• _TASK DESCRIPTION_
Answer with a single number stating how many lines of the entries below include the string "icon".

Stored dataset items:
= = = = =

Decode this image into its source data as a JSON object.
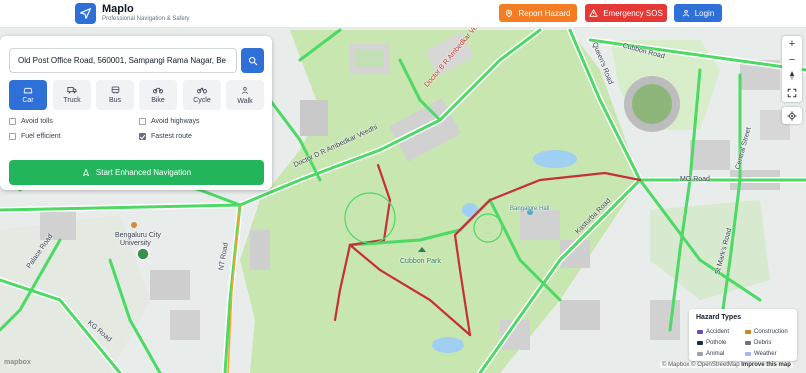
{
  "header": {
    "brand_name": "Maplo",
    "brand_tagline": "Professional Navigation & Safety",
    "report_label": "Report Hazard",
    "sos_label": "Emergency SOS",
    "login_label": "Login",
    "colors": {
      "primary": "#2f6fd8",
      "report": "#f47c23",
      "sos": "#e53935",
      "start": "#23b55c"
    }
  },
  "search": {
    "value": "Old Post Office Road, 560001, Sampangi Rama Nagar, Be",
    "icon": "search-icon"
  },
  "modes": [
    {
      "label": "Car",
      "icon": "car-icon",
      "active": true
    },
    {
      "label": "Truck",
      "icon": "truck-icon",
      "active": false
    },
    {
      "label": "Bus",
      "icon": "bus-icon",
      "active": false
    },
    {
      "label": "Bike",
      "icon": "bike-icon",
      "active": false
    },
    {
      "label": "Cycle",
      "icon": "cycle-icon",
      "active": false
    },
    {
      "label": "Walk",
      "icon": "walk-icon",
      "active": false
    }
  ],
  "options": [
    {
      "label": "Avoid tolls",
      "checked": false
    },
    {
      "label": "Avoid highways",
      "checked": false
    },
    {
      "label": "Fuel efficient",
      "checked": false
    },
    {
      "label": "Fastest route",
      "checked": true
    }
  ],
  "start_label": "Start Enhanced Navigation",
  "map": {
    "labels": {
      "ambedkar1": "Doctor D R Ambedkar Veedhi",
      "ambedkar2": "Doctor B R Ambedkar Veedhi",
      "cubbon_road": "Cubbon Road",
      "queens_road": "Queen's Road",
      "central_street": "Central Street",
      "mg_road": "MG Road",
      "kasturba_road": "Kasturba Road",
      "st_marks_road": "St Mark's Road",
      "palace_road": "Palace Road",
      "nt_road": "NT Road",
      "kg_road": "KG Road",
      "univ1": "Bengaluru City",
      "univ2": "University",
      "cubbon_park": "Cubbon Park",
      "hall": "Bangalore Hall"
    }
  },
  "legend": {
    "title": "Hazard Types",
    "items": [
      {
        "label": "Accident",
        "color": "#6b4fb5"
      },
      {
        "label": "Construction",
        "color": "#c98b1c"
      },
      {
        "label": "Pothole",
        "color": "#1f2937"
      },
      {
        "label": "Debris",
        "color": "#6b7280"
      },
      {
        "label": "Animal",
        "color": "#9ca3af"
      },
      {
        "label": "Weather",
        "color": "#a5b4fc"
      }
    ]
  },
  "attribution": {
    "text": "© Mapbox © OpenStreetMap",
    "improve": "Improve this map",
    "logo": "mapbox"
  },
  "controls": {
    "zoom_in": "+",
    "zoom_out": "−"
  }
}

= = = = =

• _WRITTEN ANSWER_
7